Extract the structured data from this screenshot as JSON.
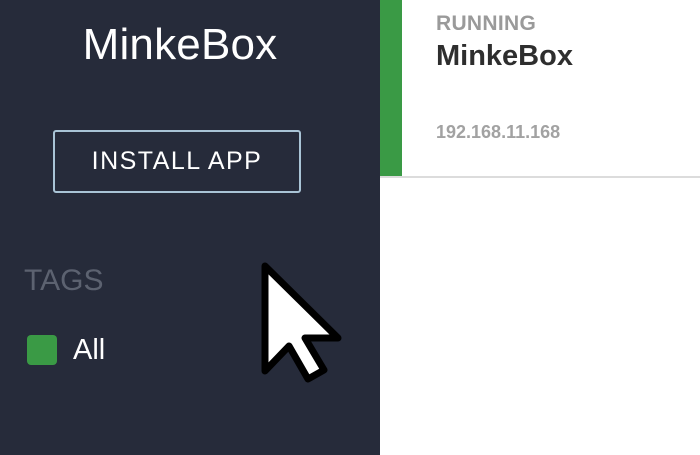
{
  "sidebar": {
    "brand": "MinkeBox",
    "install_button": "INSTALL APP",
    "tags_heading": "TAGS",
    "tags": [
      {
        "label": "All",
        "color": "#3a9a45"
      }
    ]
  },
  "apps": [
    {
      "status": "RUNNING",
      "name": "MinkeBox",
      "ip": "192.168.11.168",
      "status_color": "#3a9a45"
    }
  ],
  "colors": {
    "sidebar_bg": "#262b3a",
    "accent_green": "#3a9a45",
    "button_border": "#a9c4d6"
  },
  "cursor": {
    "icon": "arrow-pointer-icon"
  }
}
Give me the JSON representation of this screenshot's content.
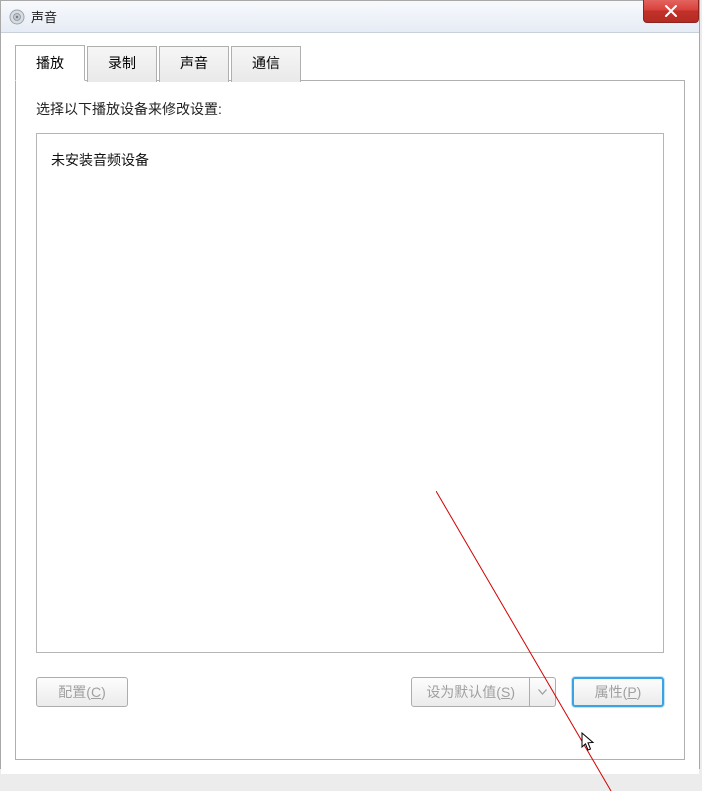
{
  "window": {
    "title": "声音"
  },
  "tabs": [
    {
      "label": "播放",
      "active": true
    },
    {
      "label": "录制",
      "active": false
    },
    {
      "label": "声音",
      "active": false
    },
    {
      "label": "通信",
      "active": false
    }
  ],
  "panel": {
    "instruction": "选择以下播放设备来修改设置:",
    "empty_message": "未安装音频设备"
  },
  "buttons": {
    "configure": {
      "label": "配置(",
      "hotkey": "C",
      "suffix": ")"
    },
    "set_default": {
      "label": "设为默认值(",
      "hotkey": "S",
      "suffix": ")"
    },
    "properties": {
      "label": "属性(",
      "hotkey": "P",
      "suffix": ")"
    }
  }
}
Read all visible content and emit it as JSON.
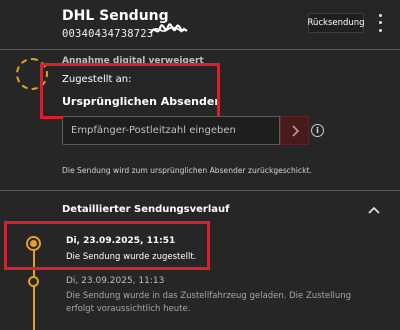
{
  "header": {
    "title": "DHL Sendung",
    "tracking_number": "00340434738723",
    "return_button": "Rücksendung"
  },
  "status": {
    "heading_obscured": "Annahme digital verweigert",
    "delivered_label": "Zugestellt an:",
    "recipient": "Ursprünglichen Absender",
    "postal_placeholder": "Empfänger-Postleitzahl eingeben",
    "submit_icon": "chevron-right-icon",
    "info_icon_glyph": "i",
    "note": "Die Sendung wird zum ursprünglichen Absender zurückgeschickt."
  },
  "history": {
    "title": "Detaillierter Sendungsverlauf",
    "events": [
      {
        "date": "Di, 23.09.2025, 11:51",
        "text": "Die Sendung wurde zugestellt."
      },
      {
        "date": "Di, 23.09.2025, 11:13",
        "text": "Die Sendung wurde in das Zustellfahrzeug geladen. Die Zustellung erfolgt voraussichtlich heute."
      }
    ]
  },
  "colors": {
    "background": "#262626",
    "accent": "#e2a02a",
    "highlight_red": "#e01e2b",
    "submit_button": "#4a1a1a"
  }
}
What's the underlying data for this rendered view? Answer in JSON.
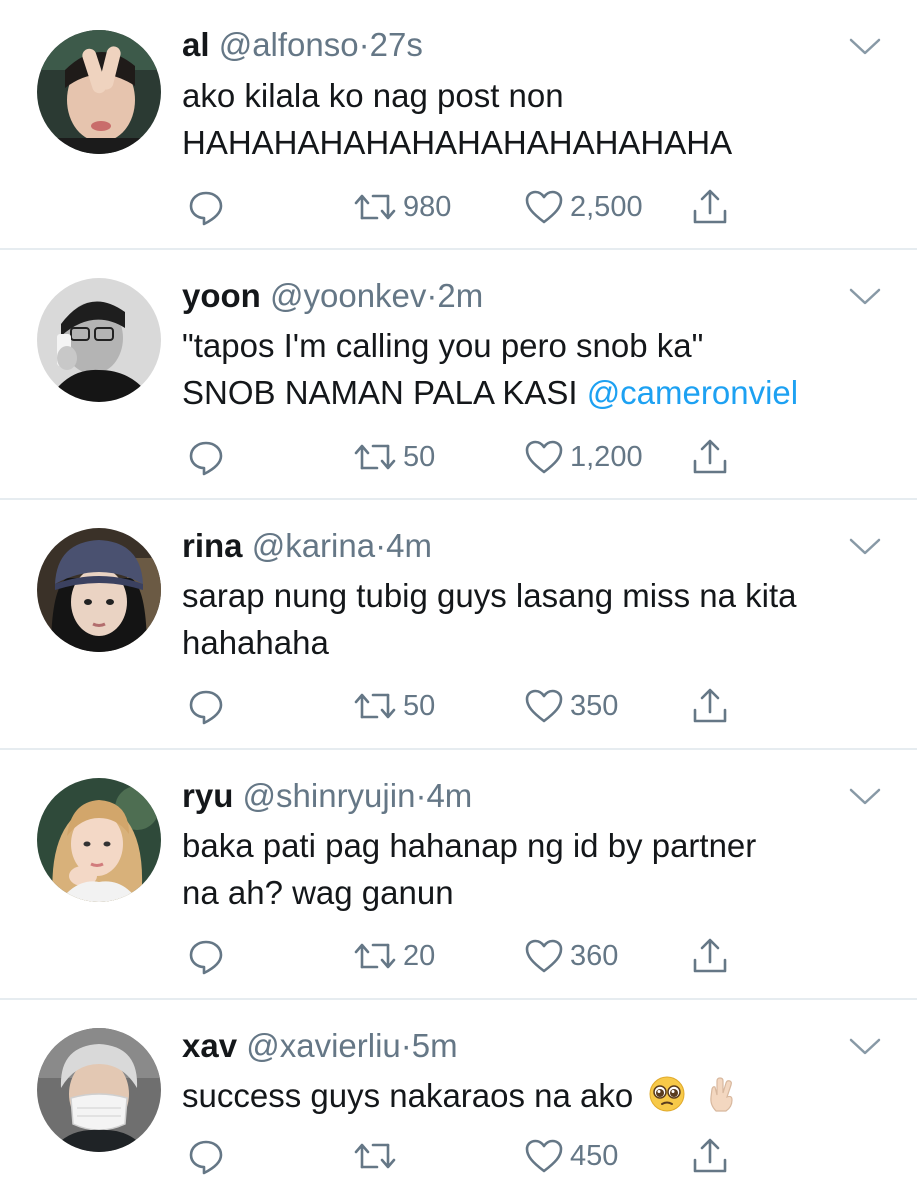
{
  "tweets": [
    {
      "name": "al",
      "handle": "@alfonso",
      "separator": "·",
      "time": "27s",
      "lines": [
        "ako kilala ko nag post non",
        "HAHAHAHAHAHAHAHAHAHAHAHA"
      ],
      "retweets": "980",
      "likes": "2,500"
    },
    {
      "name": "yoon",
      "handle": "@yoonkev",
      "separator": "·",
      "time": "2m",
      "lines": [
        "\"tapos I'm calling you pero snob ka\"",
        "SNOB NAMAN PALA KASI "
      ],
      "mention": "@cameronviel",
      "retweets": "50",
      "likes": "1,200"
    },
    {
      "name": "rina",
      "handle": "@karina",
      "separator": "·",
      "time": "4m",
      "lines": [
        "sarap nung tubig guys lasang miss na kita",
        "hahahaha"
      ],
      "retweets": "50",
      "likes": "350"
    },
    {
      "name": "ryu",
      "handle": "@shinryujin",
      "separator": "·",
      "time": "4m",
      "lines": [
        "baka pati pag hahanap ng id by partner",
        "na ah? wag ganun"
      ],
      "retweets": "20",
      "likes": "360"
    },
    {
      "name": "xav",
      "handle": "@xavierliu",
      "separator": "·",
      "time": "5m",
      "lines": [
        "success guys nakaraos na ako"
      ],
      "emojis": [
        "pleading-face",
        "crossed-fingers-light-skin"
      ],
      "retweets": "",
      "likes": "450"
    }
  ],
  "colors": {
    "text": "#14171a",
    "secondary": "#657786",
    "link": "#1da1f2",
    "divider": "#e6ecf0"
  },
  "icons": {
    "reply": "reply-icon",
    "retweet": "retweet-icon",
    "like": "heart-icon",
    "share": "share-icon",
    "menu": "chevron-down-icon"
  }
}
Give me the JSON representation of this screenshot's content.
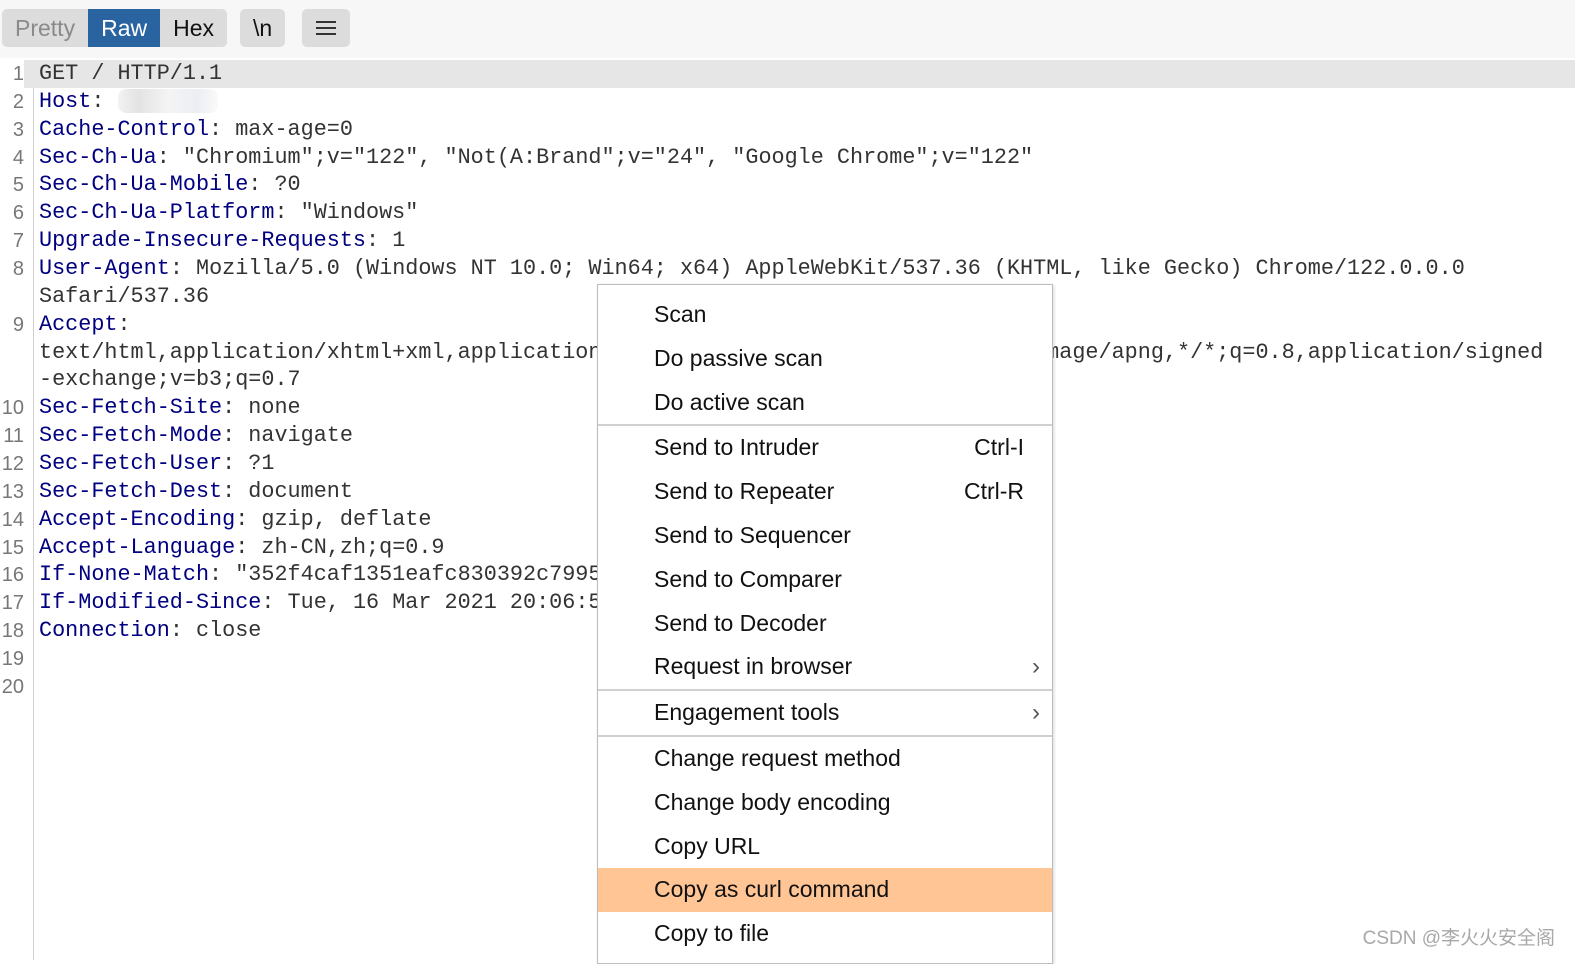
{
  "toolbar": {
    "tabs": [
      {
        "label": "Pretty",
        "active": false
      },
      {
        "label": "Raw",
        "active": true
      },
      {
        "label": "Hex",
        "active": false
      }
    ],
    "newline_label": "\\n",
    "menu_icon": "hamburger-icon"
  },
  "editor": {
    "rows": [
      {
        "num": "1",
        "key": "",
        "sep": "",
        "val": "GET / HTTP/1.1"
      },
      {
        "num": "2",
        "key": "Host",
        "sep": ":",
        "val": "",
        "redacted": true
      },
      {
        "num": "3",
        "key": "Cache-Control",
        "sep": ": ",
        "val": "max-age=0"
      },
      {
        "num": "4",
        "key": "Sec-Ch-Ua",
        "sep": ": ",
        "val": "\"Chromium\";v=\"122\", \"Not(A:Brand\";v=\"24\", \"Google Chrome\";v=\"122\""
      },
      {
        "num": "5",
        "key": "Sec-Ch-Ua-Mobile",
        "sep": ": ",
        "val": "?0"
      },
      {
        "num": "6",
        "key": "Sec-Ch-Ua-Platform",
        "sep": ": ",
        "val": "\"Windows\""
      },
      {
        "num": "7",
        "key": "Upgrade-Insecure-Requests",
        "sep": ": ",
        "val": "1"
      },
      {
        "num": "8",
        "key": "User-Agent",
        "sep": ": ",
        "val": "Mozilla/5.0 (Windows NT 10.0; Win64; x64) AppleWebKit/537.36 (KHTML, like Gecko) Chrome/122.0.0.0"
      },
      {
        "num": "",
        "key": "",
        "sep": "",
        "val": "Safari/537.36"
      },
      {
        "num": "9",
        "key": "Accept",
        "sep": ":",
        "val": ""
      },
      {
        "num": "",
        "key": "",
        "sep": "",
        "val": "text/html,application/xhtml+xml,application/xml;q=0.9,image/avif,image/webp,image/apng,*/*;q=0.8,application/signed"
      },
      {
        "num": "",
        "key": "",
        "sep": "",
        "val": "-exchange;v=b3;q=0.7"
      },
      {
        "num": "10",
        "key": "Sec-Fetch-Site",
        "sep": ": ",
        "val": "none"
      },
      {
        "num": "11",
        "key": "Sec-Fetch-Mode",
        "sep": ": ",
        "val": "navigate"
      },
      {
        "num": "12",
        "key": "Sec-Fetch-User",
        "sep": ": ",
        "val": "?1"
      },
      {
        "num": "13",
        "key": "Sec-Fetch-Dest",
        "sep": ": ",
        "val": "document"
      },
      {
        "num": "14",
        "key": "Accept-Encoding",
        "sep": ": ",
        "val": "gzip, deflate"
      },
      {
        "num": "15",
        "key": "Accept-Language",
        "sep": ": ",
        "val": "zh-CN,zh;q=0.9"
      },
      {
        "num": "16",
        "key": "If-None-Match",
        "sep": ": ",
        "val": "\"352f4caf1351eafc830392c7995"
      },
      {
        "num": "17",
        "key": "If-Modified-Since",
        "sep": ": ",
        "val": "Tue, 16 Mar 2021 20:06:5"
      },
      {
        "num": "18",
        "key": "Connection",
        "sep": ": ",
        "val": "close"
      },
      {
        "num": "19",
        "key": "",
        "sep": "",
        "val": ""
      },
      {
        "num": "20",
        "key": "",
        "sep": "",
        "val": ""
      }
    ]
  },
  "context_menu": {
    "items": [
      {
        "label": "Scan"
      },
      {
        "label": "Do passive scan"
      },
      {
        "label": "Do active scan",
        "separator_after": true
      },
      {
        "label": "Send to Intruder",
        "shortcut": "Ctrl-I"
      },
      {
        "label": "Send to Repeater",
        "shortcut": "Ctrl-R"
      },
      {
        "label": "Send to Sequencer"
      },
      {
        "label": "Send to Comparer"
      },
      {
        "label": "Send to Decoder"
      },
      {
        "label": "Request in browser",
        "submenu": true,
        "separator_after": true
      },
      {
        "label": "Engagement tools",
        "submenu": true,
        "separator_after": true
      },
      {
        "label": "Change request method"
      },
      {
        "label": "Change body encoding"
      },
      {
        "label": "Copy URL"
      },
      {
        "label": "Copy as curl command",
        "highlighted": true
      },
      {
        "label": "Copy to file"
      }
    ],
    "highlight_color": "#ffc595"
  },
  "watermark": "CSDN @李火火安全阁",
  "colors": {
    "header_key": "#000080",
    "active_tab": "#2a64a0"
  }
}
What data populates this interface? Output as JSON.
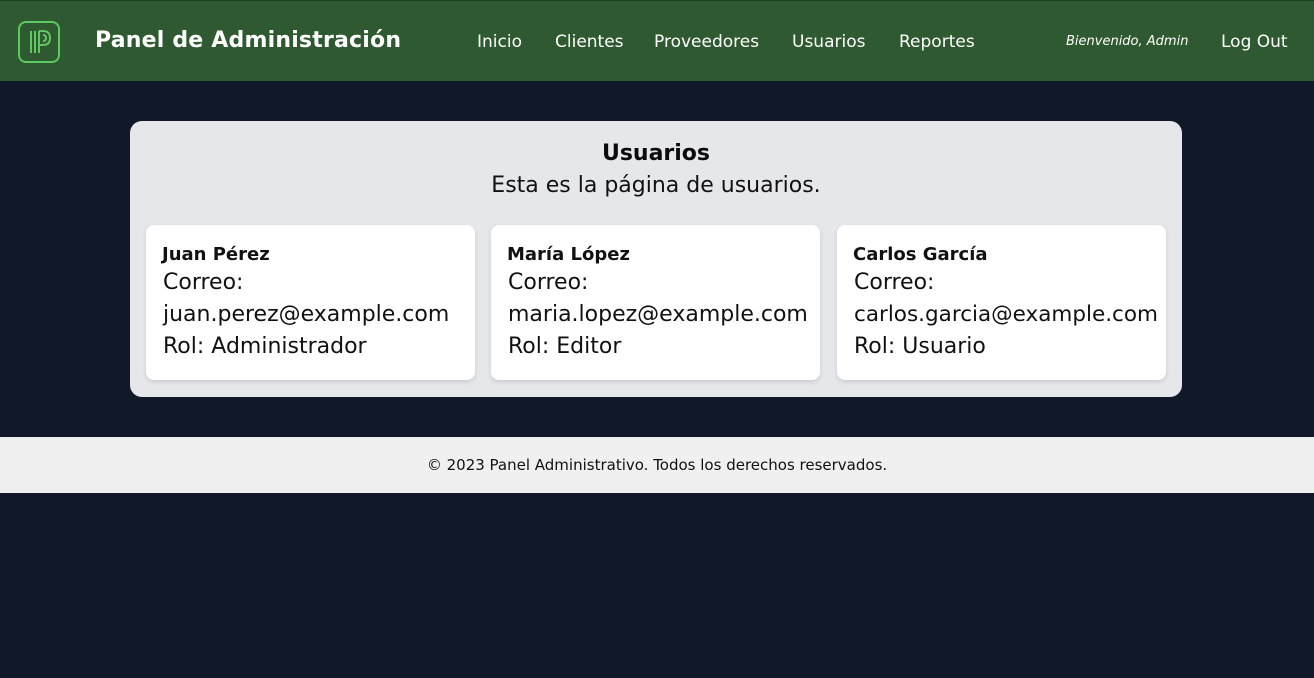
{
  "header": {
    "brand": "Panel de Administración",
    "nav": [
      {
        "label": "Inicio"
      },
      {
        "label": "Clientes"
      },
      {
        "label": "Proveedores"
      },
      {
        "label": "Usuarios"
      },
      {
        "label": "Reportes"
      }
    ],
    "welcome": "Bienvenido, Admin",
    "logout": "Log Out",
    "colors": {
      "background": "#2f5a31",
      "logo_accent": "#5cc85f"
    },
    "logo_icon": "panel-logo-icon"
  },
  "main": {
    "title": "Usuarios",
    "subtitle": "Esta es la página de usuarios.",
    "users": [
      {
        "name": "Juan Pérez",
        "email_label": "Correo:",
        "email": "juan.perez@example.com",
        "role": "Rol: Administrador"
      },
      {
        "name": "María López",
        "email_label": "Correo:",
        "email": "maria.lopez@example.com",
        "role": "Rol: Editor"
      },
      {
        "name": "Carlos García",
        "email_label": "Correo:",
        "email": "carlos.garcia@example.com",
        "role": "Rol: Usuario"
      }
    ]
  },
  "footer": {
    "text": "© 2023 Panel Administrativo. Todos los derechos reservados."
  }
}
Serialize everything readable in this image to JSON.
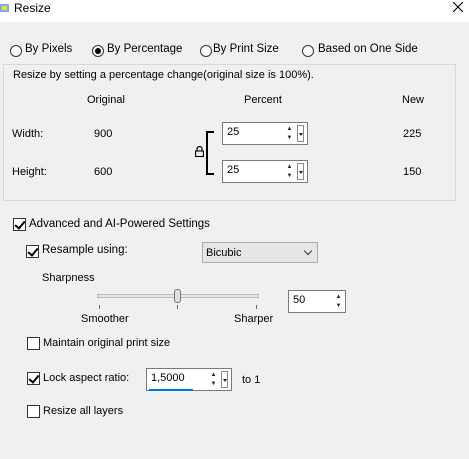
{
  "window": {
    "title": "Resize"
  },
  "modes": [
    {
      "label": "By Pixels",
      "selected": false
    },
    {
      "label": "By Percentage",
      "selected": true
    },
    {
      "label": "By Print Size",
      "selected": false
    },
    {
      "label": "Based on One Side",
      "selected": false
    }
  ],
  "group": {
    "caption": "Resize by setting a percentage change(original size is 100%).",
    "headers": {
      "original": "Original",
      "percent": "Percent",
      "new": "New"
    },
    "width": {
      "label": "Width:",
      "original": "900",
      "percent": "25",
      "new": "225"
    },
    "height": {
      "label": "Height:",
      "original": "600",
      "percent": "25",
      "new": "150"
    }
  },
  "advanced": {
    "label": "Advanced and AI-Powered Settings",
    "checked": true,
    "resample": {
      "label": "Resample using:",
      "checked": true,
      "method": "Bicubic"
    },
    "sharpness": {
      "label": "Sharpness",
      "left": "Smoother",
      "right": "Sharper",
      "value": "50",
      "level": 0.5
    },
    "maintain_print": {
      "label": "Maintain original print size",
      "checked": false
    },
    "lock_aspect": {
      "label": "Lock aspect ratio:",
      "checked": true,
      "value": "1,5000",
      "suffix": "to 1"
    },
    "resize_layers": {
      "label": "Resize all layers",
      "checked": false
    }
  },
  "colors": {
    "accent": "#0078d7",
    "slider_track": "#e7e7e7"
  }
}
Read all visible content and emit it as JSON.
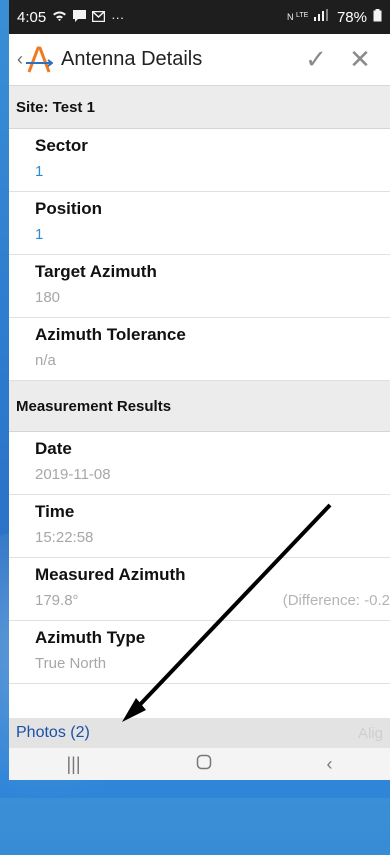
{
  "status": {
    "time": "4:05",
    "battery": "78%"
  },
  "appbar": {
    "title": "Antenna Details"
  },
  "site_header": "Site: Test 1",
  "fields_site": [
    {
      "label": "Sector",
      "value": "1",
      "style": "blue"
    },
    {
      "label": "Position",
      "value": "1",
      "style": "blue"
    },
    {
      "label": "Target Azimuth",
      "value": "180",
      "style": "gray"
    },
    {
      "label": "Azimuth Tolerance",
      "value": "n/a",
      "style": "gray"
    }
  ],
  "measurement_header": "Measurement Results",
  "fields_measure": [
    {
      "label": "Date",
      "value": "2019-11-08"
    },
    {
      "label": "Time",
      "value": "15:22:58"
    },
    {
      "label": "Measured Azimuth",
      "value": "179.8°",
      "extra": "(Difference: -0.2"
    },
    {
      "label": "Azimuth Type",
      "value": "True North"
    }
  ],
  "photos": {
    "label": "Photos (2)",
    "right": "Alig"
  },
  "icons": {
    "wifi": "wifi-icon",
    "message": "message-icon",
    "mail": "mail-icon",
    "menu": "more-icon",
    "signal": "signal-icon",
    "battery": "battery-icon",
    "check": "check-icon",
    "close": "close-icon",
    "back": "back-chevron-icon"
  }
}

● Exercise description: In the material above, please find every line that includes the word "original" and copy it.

● Output for this task:
    "caption": "Resize by setting a percentage change(original size is 100%).",
      "original": "Original",
      "original": "900",
      "original": "600",
      "label": "Maintain original print size",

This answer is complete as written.